### WHAT IS NEEDED
Look through the lines below for the word "Source", and copy every line that has it.

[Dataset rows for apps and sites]
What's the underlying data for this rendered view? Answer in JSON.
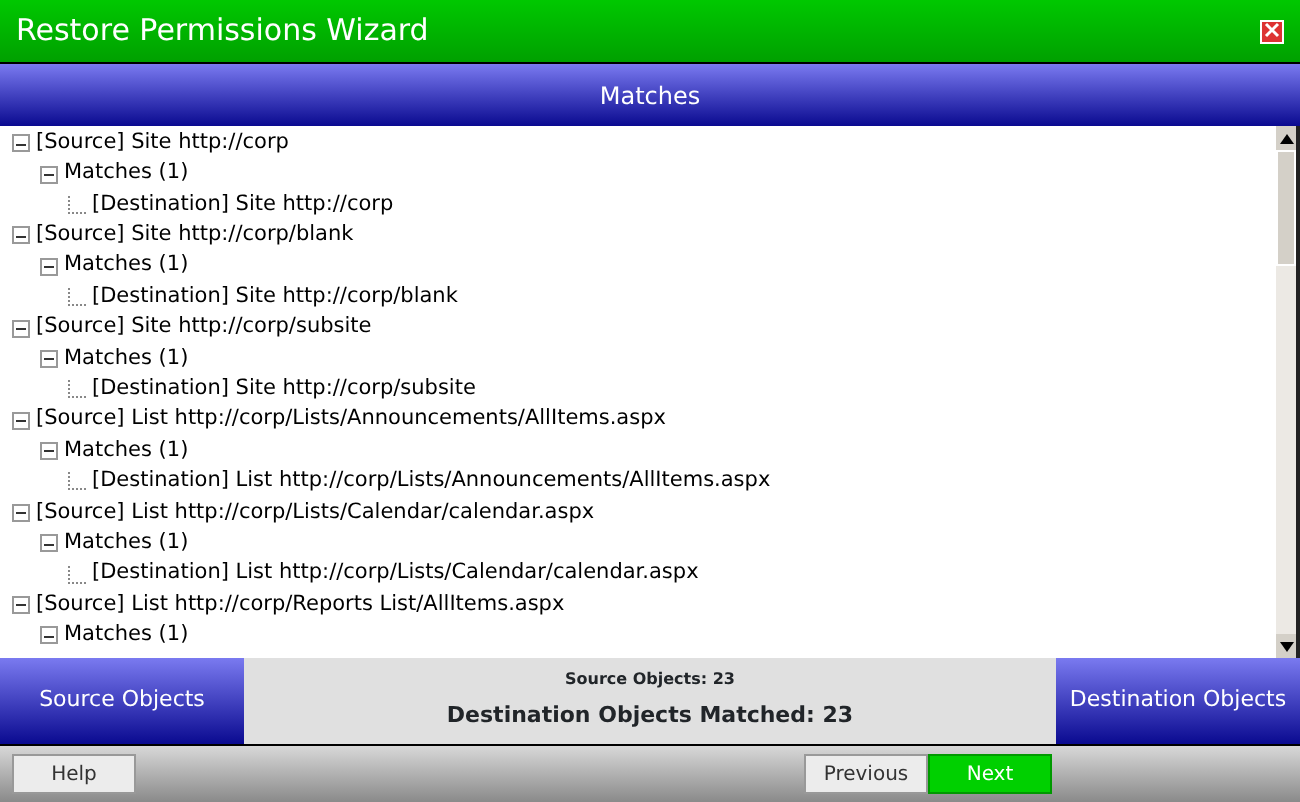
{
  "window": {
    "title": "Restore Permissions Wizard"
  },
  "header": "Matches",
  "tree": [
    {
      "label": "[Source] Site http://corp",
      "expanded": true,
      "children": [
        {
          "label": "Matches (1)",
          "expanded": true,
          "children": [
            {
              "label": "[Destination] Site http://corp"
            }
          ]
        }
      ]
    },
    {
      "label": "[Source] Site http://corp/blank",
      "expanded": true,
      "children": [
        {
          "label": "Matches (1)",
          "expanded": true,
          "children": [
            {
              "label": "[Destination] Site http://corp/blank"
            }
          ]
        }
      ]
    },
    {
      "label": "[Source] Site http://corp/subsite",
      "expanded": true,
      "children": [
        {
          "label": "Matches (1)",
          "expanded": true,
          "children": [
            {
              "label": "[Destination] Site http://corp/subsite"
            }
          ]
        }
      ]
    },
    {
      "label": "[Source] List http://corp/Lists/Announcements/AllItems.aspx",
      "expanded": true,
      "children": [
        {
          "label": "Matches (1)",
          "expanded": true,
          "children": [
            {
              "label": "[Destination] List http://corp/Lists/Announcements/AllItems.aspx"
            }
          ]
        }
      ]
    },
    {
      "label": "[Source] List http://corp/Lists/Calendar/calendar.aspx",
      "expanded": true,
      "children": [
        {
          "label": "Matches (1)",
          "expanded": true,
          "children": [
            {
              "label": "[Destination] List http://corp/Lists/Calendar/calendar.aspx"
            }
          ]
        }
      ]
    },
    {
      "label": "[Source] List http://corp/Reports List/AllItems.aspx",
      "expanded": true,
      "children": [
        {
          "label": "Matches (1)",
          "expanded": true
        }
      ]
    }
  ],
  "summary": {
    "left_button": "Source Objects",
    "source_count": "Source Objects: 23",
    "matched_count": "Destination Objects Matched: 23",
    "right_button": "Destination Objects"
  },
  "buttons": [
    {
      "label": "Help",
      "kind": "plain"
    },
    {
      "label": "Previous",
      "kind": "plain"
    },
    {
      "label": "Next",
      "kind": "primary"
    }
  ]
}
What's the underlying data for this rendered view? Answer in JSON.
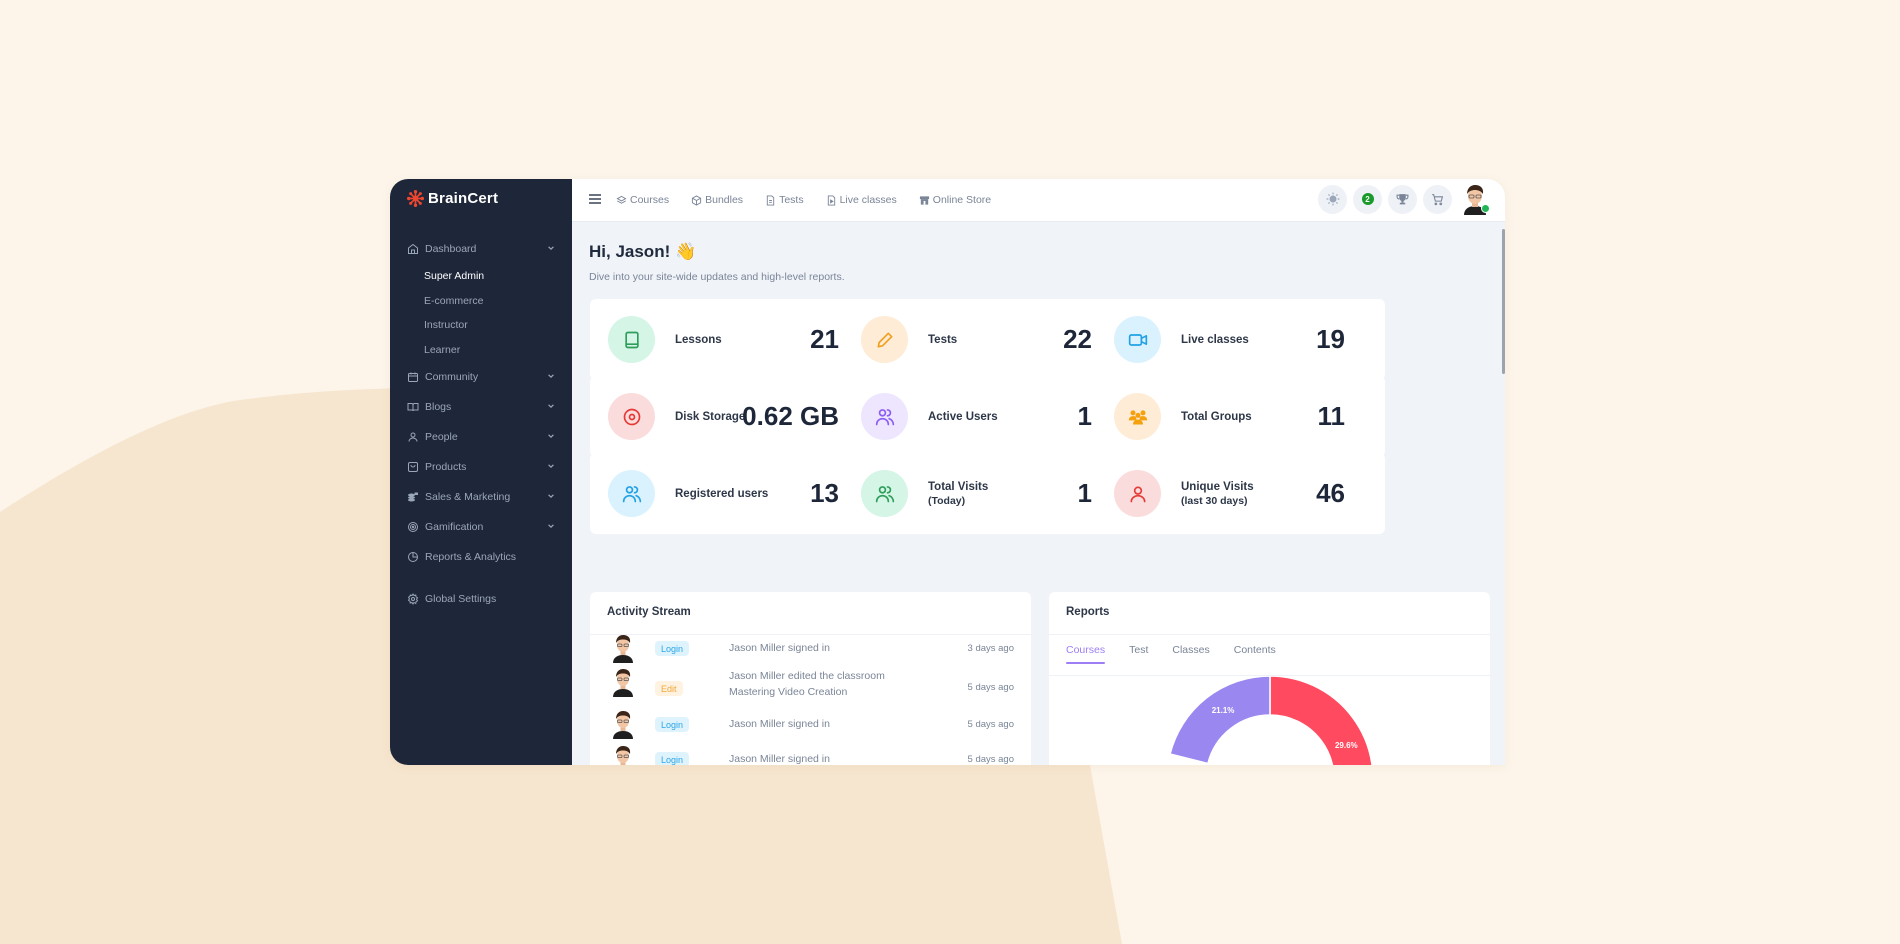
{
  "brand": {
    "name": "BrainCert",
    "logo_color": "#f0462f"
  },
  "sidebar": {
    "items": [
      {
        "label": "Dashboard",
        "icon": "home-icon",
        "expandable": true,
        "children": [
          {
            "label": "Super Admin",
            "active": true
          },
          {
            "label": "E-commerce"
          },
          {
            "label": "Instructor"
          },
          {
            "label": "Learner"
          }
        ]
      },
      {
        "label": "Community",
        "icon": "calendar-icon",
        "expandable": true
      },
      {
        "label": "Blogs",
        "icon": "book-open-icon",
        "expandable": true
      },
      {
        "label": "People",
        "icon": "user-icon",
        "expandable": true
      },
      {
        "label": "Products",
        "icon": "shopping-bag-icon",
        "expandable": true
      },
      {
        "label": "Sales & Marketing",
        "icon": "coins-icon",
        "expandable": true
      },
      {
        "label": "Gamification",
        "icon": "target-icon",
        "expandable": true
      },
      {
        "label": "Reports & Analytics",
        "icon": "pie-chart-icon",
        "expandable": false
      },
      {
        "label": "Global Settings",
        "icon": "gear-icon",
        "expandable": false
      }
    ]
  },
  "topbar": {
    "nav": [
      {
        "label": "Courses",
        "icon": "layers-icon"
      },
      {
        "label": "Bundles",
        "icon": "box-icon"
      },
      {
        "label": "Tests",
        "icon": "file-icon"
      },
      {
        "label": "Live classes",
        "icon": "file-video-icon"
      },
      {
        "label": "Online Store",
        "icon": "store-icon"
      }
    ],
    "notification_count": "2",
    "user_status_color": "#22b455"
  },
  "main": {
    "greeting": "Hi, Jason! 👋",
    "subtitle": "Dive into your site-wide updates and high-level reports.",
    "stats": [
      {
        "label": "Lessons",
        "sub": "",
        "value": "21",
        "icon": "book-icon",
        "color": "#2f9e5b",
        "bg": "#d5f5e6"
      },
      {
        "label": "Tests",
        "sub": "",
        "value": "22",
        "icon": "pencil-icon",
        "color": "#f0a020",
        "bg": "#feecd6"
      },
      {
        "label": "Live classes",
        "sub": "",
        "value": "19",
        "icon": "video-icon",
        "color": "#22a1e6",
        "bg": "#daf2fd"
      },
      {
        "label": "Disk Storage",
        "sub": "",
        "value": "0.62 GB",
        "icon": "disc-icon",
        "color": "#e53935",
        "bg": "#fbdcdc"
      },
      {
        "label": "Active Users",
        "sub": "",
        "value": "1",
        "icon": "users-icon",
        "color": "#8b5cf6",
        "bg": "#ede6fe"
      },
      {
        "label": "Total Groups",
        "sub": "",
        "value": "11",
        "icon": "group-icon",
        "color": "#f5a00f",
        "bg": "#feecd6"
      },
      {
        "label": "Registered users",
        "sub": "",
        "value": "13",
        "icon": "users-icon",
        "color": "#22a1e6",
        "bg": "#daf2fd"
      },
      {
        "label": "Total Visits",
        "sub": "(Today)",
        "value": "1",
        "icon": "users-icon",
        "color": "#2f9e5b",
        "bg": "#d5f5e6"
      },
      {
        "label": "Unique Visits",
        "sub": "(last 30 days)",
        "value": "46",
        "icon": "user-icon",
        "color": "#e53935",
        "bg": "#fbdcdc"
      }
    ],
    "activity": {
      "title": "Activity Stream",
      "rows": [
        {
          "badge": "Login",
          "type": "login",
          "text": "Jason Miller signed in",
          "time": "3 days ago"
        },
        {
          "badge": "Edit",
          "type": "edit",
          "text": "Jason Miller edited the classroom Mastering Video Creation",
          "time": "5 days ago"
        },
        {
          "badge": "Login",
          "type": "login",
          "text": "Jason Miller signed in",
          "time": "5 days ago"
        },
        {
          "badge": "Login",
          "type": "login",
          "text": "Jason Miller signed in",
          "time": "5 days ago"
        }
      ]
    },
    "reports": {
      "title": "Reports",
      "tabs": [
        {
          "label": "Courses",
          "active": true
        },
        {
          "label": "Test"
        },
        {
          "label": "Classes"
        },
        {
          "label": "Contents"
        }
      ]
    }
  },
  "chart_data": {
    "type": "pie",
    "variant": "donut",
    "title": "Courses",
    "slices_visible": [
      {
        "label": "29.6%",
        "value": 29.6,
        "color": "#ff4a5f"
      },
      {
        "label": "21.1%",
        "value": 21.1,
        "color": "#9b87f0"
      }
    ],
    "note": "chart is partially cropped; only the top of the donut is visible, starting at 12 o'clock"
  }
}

### SOLVED EXERCISE
      "label": "[Source] Site http://corp",
      "label": "[Source] Site http://corp/blank",
      "label": "[Source] Site http://corp/subsite",
      "label": "[Source] List http://corp/Lists/Announcements/AllItems.aspx",
      "label": "[Source] List http://corp/Lists/Calendar/calendar.aspx",
      "label": "[Source] List http://corp/Reports List/AllItems.aspx",
    "left_button": "Source Objects",
    "source_count": "Source Objects: 23",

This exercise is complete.